I have walked through my share of very disappointing situations recently. (Hence, my recent lack of innovative recipes and motivational tidbits.) One thing is for sure: the stuff I have been going through is NOTHING compared to what other people have gone through in their respective lives. I’ve tried to maintain perspective and not really let myself get too down–because I know that my frustration is somewhat small, relatively speaking. Take a look around the world, people are dying of starvation, losing children, experiencing natural disasters, and suffering debilitating poor health with no reprieve.
I felt this was the proper mindset to take on as I waited for the stress to pass. Unfortunately, I started sinking into a place of emotional breath holding. It felt like I had no air, all while talking myself down with internal self-talk: “It’s not even bad” and “You really don’t know the meaning of suffering” and “I just need to drive on–be thankful that it’s not worse.”
Nothing was helping. The pain, disappointment was there, in spite of the head-knowledge that my circumstances are a relative cake-walk. (mmm…cake…yes, I tried cake. And no, it didn’t relieve the vice grip.)
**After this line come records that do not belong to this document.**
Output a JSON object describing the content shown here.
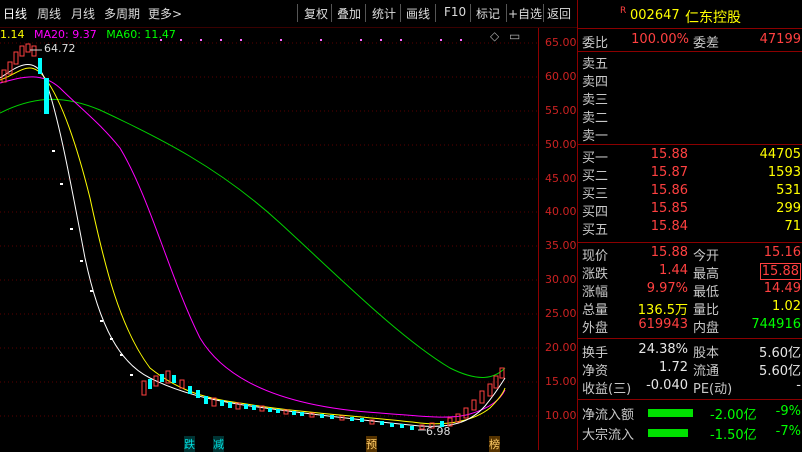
{
  "toolbar": {
    "periods": [
      "日线",
      "周线",
      "月线",
      "多周期",
      "更多>"
    ],
    "buttons": [
      "复权",
      "叠加",
      "统计",
      "画线",
      "F10",
      "标记",
      "+自选",
      "返回"
    ]
  },
  "ma": {
    "ma5": "1.14",
    "ma20": "MA20: 9.37",
    "ma60": "MA60: 11.47"
  },
  "annotations": {
    "high": "64.72",
    "low": "6.98",
    "markers": [
      "跌",
      "减",
      "预",
      "榜"
    ]
  },
  "y_ticks": [
    "65.00",
    "60.00",
    "55.00",
    "50.00",
    "45.00",
    "40.00",
    "35.00",
    "30.00",
    "25.00",
    "20.00",
    "15.00",
    "10.00"
  ],
  "stock": {
    "badge": "R",
    "code": "002647",
    "name": "仁东控股"
  },
  "weibi": {
    "label": "委比",
    "value": "100.00%",
    "label2": "委差",
    "value2": "47199"
  },
  "sell": [
    {
      "label": "卖五"
    },
    {
      "label": "卖四"
    },
    {
      "label": "卖三"
    },
    {
      "label": "卖二"
    },
    {
      "label": "卖一"
    }
  ],
  "buy": [
    {
      "label": "买一",
      "price": "15.88",
      "vol": "44705"
    },
    {
      "label": "买二",
      "price": "15.87",
      "vol": "1593"
    },
    {
      "label": "买三",
      "price": "15.86",
      "vol": "531"
    },
    {
      "label": "买四",
      "price": "15.85",
      "vol": "299"
    },
    {
      "label": "买五",
      "price": "15.84",
      "vol": "71"
    }
  ],
  "quote": [
    {
      "l1": "现价",
      "v1": "15.88",
      "l2": "今开",
      "v2": "15.16"
    },
    {
      "l1": "涨跌",
      "v1": "1.44",
      "l2": "最高",
      "v2": "15.88"
    },
    {
      "l1": "涨幅",
      "v1": "9.97%",
      "l2": "最低",
      "v2": "14.49"
    },
    {
      "l1": "总量",
      "v1": "136.5万",
      "l2": "量比",
      "v2": "1.02"
    },
    {
      "l1": "外盘",
      "v1": "619943",
      "l2": "内盘",
      "v2": "744916"
    }
  ],
  "fund": [
    {
      "l1": "换手",
      "v1": "24.38%",
      "l2": "股本",
      "v2": "5.60亿"
    },
    {
      "l1": "净资",
      "v1": "1.72",
      "l2": "流通",
      "v2": "5.60亿"
    },
    {
      "l1": "收益(三)",
      "v1": "-0.040",
      "l2": "PE(动)",
      "v2": "-"
    }
  ],
  "flows": [
    {
      "label": "净流入额",
      "value": "-2.00亿",
      "pct": "-9%"
    },
    {
      "label": "大宗流入",
      "value": "-1.50亿",
      "pct": "-7%"
    }
  ],
  "colors": {
    "up": "#ff4040",
    "down": "#00ffff",
    "ma5": "#ffffff",
    "ma10": "#ffff00",
    "ma20": "#ff00ff",
    "ma60": "#00ff00"
  }
}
Providentially, I came across a bit of enlightenment. Grief and joy alike are both relative. People will respond to someone’s grief-story with, “Oh, that’s nothing–you should hear what happened to my neighbor’s brother-in-law’s cousin.” But no one would ever say to a high-schooler who just won first place at his swim meet, “Eh-maybe you are feeling happy, but it’s nothing compared to how Michael Phelps would have felt after winning 8 gold medals in Beijing!”
We don’t scale victories and celebrations on a who-has-had-it-better basis. So why are we so quick to rate their griefs? We can only measure our disappointments against our own experience; therefore, we have a right to grieve our losses.
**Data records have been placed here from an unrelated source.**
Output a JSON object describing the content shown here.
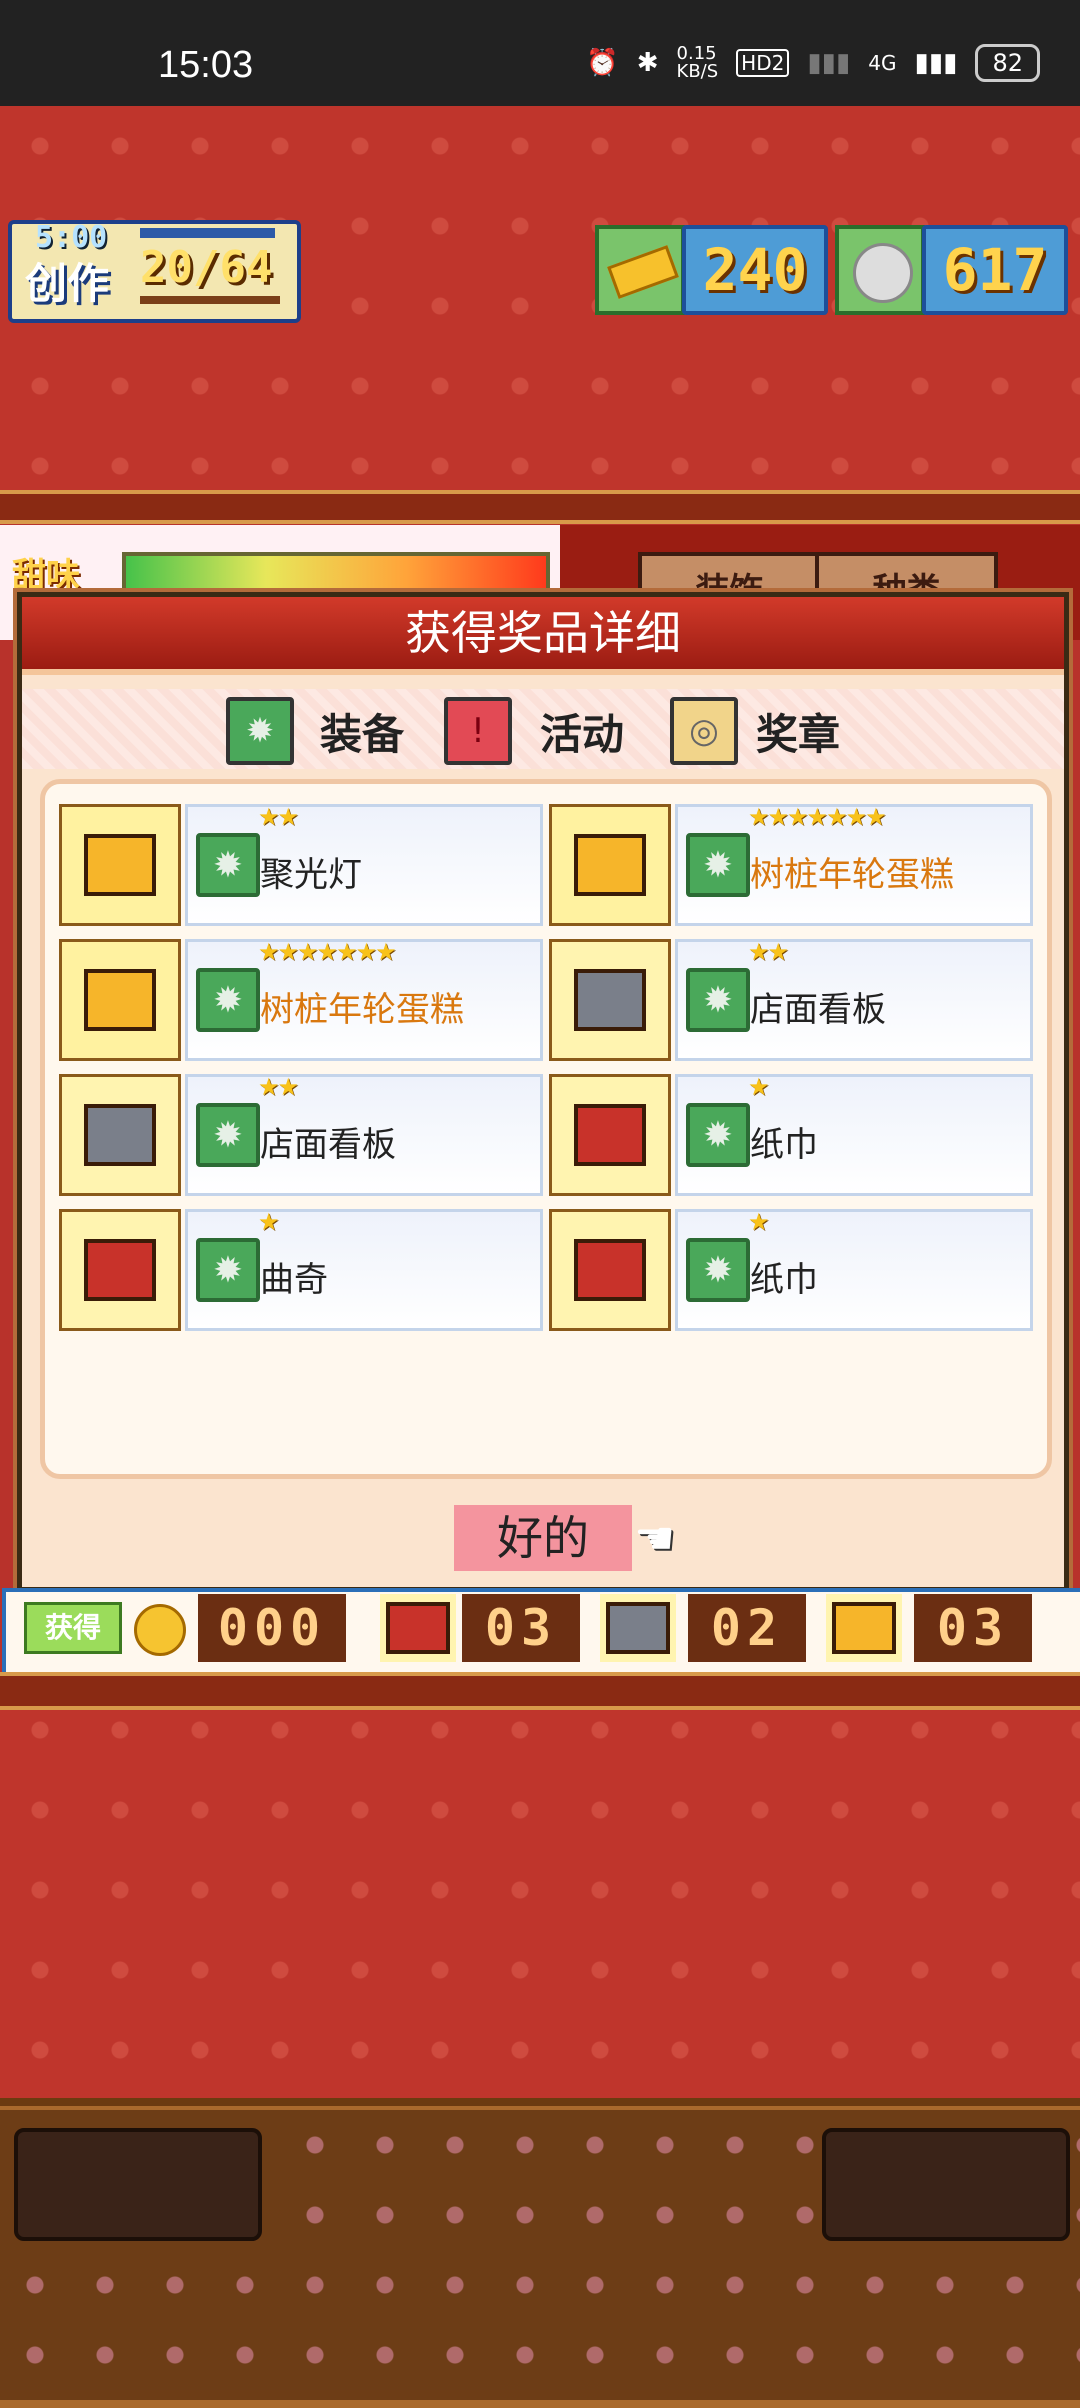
{
  "status_bar": {
    "time": "15:03",
    "net_speed": "0.15\nKB/S",
    "hd": "HD2",
    "signal": "4G",
    "battery": "82"
  },
  "hud": {
    "timer": "5:00",
    "create_label": "创作",
    "create_count": "20/64",
    "gold": "240",
    "silver": "617"
  },
  "behind": {
    "tab": "甜味",
    "tab1": "装饰",
    "tab2": "种类"
  },
  "dialog": {
    "title": "获得奖品详细",
    "legend": [
      {
        "icon": "gear-icon",
        "label": "装备",
        "color": "#4aa85a"
      },
      {
        "icon": "exclamation-icon",
        "label": "活动",
        "color": "#e24a55"
      },
      {
        "icon": "medal-icon",
        "label": "奖章",
        "color": "#c8c8c8"
      }
    ],
    "items": [
      {
        "name": "聚光灯",
        "stars": 2,
        "stars_text": "★★",
        "chest": "gold",
        "highlight": false
      },
      {
        "name": "树桩年轮蛋糕",
        "stars": 7,
        "stars_text": "★★★★★★★",
        "chest": "gold",
        "highlight": true
      },
      {
        "name": "树桩年轮蛋糕",
        "stars": 7,
        "stars_text": "★★★★★★★",
        "chest": "gold",
        "highlight": true
      },
      {
        "name": "店面看板",
        "stars": 2,
        "stars_text": "★★",
        "chest": "silver",
        "highlight": false
      },
      {
        "name": "店面看板",
        "stars": 2,
        "stars_text": "★★",
        "chest": "silver",
        "highlight": false
      },
      {
        "name": "纸巾",
        "stars": 1,
        "stars_text": "★",
        "chest": "red",
        "highlight": false
      },
      {
        "name": "曲奇",
        "stars": 1,
        "stars_text": "★",
        "chest": "red",
        "highlight": false
      },
      {
        "name": "纸巾",
        "stars": 1,
        "stars_text": "★",
        "chest": "red",
        "highlight": false
      }
    ],
    "ok_label": "好的"
  },
  "counter": {
    "label": "获得",
    "coins": "000",
    "red": "03",
    "silver": "02",
    "gold": "03"
  },
  "colors": {
    "bg": "#bf352c",
    "highlight_text": "#d9780f",
    "header": "#b5271b"
  }
}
Roll with it. It’s hard, and personal. In some situations, I didn’t even expect to react the way I did. I had no idea I would feel that way, and with that came an awkward internal angst that was hard to reconcile.
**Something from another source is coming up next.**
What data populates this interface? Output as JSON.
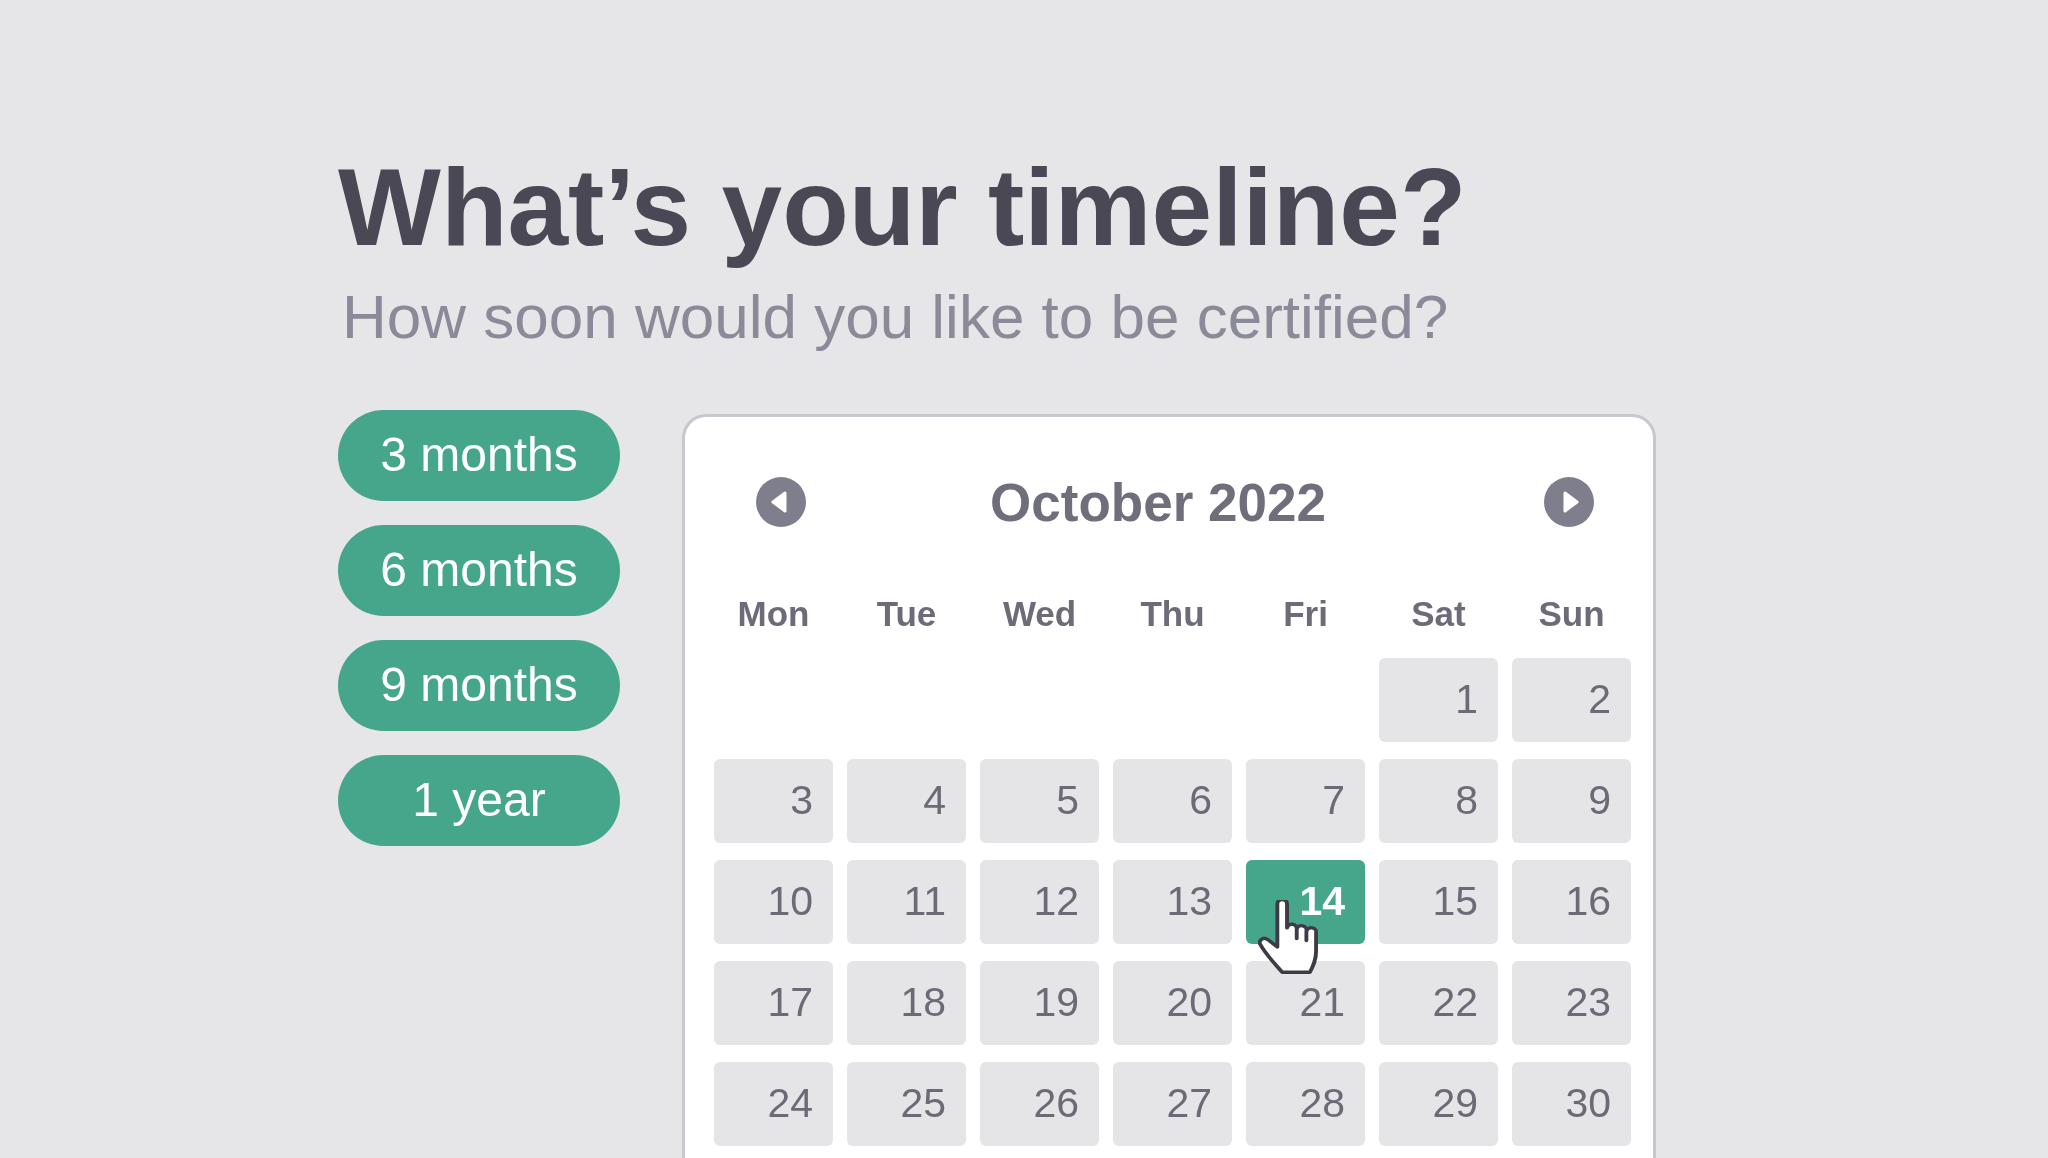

It is important to validate your heartache adequately. Share it with your loved ones, allow them to support you where you need it. (But don’t hold it against them if it seems like they don’t get it–remember, all grief is relative.)
The world is full of horrible experiences. This is just the condition of humanity. Everything is broken and dying. Without the hope that salvation offers us, it is scary to think that this world is the best it will ever be. Take heart! Dig into the truth–one of my dear friends shared this Proverb, and it reminded me to pour through the scriptures for “breath.”
When the cares of my heart are many, your consolations soothe my soul. Psalm 94:19 ESV